Beat the butter, sugars and honey with an electric mixer until pale and fluffy (about 5 minutes). Add the egg and beat again, scraping down the sides. Add the fresh ginger and dry ingredients and stir to combine. If you don't like the fur-like texture of freshly grated ginger, simply squeeze as much juice as you can from the grated ginger into the dough, and discard the solids.
Roll heaped tablespoonfuls of mixture into balls, flatten slightly, and place on oven trays lined with baking paper, leaving 5cm between each to allow for spread. Bake, swapping trays halfway to cook evenly, until dark golden around the edges (10 to 12 minutes). Cool on trays, then store in an airtight container until required. Cookies will keep for 5 days.
Place a cookie on a flat surface, place a scoop of ice-cream on top. Dollop on a teaspoon of caramel then sandwich with another cookie. Repeat with remaining cookies, ice-cream and caramel.
Two-tone Weis-inspired ice-cream sandwiches. Photo: Katrina Meynink
Gluten-free oat cookie, mango and coconut ice-cream sandwiches
This is the Weis bar for the new age.
*Please note: A protein found in oats may affect a small percentage of Coeliacs and people with gluten sensitivity. For more info.
220g (1 cup) brown sugar
110g (½ cup) castor sugar
1 tsp vanilla extract
1 egg yolk
2 tbsp cream
2 cups gluten-free flour (we used Bob's Red Mill GF flour blend – gluten-free flour blends can vary greatly so add slowly)
120g rolled oats
½ tsp baking powder
500ml coconut frozen yoghurt
500ml mango sorbet
Beat butter, sugars and vanilla in a bowl until well combined (2 to 3 minutes). Add egg and yolk and cream and beat until pale and creamy. Stir in flour, oats, baking powder and stir to combine. The mixture will seem quite wet.
On a flat surface, lay out some cling wrap.

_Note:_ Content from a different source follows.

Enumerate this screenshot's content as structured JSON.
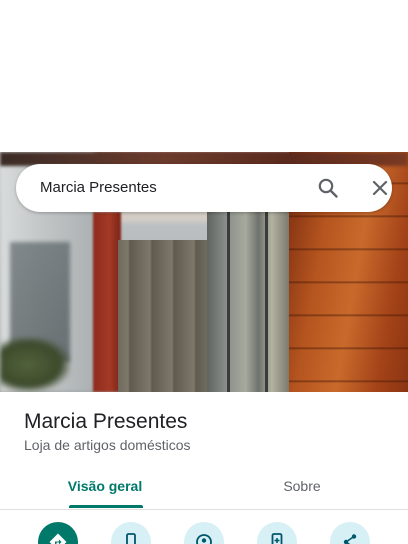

Scoop the mixture onto the wrap in a log shape then wrap the log and place in fridge for at least 20 minutes. It will still be quite soft to work with.
Preheat oven to 170C and line a large baking tray with baking paper.
Cut the log into 1cm thick slices and arrange them on the tray at least 8cm apart – the biscuits spread quite significantly as they cook. Bake for 8 to 10 minutes or until golden. Remove and cool completely.
Place a cookie on a flat surface, place a small scoop each of sorbet and frozen yoghurt on the biscuit then sandwich with another cookie. Repeat with remaining biscuits and ice-cream.